Someone might say, well, I work 40 hours a week and make $320 per week so that’s $8 an hour. But it is actually not that simple. There are a lot of other hidden time and monetary expenditures associated with our jobs that we ought to factor in to arrive at our real hourly wage. There are the obvious expenditures; for instance, the time and monetary expenditures of commuting to work. For people who work in Tokyo, an average commuting time of 1 and a half hour one way is usual. So while the company may pay for train fares, that’s still 3 hours a day that needs to be factored into the equation. Then there are the clothing costs — would we wear high heel shoes, suits, or make up if it weren’t the office norm? Then there are the various forms of extra costs in meals — whether it be eating out for lunch or after work with colleagues, or more expensive take-out food for the family dinner because we didn’t have time to cook (or pay someone to do this), or the latte we treat ourselves to because we deserve a break. The less obvious time and monetary expenditures include the things we do to decompress and escape from the stress of work. More work-related costs subtracted from the weekly wage divided by more hours on work and work-related activities results in a much lower hourly wage. An $8 an hour wage may actually become only $4 after factoring everything in. This has implications on spending. A $40 pair of shoes that would have needed 5 hours of work now actually needs 10 hours of work (according to real wages) to pay for it — but that’s for another story.
It’s not all about the money. Years ago, my husband worked one day a week officiating weddings. With just one day’s work, he earns as much as most people do working an entire week or more. The money was surely good but it was not at all a satisfying or rewarding job. There was no room for creativity, innovation, greater accomplishment or fulfillment. He is easily earning much much less right now for the amount of time he puts in.

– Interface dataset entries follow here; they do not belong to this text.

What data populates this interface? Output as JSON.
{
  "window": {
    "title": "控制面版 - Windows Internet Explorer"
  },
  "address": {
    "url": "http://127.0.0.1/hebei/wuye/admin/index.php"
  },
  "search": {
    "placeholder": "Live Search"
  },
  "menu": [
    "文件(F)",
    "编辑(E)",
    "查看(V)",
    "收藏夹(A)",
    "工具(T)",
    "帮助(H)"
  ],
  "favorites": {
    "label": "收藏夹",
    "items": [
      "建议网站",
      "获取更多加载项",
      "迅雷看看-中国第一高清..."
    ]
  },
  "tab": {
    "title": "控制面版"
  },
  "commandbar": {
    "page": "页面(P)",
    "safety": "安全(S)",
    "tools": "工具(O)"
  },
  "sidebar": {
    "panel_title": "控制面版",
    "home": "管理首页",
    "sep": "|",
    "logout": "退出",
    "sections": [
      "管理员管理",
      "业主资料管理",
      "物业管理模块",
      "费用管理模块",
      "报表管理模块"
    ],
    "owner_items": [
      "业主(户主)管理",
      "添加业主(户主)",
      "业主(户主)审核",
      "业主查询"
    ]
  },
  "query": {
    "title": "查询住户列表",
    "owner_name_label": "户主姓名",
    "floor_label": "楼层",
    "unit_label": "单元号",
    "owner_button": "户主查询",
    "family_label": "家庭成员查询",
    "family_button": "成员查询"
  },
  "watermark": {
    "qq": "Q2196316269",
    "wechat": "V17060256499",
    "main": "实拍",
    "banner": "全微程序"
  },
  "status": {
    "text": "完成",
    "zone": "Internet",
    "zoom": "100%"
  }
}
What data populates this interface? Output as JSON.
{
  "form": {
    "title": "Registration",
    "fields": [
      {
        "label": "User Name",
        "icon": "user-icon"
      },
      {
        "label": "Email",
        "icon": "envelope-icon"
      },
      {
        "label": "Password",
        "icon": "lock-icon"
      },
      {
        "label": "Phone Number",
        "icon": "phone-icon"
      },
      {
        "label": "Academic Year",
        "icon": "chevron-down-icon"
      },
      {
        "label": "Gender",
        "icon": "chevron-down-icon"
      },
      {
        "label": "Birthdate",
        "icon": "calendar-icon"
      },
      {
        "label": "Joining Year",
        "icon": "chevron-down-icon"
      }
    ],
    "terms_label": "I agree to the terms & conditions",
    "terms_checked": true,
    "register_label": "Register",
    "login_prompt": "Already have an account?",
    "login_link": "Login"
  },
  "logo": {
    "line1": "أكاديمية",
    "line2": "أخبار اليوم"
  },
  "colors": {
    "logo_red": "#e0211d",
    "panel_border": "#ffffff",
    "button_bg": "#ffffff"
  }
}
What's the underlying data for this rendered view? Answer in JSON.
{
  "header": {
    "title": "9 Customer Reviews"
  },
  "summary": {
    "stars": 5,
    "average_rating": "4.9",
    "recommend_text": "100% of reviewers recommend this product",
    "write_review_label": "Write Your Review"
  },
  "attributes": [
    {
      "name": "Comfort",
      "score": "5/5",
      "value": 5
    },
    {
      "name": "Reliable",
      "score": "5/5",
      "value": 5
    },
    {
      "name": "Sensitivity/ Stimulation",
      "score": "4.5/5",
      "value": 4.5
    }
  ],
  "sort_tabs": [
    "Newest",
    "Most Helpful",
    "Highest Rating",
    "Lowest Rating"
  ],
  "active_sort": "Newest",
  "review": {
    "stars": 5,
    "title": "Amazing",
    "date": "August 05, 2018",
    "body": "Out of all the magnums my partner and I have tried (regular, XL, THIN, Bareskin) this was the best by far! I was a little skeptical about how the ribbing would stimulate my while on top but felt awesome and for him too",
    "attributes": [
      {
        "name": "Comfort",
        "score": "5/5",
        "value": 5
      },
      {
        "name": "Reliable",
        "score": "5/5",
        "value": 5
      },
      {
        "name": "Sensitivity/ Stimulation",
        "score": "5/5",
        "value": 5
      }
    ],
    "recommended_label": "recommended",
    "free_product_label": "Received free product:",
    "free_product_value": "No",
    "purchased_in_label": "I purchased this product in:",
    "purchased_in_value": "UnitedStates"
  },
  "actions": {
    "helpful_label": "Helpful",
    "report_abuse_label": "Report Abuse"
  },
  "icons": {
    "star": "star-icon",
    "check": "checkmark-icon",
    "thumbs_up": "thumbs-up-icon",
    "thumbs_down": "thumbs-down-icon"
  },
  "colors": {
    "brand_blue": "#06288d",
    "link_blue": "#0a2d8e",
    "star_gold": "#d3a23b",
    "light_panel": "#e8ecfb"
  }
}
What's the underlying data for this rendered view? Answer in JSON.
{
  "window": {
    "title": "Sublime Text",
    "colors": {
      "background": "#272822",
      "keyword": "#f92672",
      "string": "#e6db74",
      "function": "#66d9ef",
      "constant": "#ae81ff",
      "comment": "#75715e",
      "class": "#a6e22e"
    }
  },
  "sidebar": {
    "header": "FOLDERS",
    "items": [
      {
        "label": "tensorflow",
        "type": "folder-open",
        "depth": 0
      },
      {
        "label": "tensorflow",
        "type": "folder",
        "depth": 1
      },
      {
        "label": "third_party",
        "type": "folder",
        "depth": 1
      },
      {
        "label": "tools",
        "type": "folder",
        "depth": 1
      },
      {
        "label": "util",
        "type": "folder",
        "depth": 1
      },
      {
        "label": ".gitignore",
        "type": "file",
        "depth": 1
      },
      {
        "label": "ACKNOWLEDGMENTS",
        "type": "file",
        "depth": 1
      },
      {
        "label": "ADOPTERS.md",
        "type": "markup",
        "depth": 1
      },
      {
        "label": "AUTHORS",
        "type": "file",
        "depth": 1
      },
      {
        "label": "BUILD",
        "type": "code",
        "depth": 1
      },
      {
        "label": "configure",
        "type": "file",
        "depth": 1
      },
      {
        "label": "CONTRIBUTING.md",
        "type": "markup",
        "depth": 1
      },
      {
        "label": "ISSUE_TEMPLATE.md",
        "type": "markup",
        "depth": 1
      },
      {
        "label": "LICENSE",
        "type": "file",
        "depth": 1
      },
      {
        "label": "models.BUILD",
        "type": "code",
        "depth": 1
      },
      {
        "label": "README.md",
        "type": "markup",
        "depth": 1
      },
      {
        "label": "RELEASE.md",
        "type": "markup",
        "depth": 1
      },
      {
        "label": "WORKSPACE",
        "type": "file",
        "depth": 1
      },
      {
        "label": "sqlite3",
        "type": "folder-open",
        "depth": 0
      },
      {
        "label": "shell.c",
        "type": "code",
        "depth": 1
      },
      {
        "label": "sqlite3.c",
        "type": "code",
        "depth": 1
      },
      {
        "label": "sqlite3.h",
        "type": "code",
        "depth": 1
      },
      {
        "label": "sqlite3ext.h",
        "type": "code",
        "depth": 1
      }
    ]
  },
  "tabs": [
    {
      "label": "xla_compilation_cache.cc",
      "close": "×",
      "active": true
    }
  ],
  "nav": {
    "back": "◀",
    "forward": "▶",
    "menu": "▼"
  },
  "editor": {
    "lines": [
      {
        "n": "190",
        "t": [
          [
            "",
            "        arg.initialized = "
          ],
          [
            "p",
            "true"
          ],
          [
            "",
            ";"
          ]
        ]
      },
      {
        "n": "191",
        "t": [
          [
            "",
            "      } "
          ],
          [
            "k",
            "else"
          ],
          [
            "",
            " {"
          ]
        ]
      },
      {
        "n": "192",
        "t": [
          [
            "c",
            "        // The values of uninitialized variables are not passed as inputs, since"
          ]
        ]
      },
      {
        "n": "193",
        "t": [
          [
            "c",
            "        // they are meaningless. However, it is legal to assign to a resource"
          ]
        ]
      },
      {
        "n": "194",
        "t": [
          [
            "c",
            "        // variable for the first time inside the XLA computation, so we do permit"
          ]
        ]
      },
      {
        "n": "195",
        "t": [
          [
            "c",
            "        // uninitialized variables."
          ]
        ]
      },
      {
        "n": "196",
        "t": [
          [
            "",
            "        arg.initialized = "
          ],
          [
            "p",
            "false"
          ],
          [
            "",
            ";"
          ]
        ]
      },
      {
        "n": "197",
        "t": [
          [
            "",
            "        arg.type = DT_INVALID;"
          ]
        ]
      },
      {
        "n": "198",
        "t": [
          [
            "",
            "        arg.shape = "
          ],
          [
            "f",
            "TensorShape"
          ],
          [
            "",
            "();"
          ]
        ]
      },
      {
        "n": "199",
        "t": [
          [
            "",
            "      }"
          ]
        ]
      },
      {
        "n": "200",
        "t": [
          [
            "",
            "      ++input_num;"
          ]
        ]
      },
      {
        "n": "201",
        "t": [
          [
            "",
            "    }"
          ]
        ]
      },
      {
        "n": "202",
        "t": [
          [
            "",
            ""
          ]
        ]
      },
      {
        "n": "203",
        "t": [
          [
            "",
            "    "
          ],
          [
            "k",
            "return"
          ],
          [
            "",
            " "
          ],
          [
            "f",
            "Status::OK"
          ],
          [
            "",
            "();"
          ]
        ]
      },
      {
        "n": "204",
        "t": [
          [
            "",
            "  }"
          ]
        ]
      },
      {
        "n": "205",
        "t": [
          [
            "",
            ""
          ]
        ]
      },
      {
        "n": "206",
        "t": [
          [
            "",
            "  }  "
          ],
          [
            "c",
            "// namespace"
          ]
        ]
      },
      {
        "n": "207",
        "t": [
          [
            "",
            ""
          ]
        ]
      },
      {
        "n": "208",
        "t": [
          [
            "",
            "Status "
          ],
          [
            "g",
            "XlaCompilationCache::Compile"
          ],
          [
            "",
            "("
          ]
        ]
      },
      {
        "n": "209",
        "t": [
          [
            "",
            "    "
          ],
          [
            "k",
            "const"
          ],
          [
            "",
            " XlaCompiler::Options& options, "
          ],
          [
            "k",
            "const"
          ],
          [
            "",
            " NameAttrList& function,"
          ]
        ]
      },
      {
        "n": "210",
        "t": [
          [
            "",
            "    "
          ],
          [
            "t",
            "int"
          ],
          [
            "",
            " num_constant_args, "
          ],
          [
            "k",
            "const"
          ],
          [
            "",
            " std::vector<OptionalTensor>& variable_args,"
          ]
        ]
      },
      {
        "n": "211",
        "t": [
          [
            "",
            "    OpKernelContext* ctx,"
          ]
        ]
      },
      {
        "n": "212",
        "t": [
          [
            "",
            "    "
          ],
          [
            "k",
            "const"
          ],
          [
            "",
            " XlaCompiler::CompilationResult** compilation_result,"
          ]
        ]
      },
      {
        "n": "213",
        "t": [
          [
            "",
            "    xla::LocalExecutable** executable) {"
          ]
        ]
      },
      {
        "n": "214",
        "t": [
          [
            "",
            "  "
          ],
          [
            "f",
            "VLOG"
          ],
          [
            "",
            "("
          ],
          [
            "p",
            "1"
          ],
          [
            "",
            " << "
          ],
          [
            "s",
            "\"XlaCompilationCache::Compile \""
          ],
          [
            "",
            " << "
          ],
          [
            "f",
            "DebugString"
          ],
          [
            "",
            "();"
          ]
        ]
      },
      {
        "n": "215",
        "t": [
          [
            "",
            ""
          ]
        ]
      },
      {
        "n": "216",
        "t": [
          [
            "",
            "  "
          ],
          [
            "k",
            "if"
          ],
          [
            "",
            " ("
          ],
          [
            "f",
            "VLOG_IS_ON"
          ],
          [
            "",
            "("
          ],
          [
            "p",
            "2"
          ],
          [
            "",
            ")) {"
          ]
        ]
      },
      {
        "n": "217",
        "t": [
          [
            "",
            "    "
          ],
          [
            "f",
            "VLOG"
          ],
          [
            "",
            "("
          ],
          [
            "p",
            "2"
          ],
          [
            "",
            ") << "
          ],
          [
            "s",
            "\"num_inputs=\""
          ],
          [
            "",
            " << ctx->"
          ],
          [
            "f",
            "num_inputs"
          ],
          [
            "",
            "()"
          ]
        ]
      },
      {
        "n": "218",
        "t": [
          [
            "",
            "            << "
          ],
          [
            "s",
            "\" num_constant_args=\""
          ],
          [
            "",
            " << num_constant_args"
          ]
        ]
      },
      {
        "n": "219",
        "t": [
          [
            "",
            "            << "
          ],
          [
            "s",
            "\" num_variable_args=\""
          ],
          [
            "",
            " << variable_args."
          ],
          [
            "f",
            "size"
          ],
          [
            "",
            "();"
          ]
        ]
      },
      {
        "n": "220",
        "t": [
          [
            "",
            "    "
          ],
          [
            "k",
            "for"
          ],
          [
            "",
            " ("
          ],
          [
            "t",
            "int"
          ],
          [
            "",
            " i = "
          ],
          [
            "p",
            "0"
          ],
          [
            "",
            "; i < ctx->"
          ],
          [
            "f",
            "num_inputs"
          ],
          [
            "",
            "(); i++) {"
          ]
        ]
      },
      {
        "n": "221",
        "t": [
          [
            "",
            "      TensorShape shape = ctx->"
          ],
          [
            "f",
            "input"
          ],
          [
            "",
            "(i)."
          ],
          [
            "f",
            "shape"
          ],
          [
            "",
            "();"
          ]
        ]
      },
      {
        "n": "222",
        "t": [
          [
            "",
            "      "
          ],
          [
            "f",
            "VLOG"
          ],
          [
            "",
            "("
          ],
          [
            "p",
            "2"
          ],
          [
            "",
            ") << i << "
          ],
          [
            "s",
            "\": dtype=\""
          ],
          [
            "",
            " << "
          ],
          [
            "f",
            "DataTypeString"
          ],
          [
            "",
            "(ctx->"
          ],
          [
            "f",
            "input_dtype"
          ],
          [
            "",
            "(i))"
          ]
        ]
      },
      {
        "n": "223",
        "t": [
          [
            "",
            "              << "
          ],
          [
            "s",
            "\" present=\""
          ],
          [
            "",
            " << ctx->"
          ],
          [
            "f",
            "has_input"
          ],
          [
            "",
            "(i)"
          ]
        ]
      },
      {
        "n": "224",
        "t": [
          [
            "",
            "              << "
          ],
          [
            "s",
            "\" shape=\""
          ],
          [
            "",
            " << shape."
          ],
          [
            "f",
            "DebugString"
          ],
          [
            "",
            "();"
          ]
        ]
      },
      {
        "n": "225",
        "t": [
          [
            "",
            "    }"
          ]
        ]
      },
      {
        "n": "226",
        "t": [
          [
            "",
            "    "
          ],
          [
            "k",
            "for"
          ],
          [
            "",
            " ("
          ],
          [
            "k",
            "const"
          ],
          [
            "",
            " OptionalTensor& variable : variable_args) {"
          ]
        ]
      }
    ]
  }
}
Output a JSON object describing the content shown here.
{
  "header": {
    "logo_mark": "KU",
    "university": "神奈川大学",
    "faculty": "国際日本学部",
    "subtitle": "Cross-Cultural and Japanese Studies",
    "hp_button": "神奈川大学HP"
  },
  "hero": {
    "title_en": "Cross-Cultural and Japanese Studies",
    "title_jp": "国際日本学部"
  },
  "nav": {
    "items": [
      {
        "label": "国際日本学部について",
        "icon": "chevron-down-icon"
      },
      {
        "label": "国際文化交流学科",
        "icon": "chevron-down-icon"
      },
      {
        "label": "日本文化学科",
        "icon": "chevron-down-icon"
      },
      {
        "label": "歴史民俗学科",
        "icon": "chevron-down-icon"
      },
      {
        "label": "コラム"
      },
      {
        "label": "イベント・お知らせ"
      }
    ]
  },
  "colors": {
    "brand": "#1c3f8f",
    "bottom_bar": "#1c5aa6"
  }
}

I wouldn’t say that what I have right now is a dream job but I do appreciate the many good things that come with it. How much are we willing to receive for the kind of work we really want?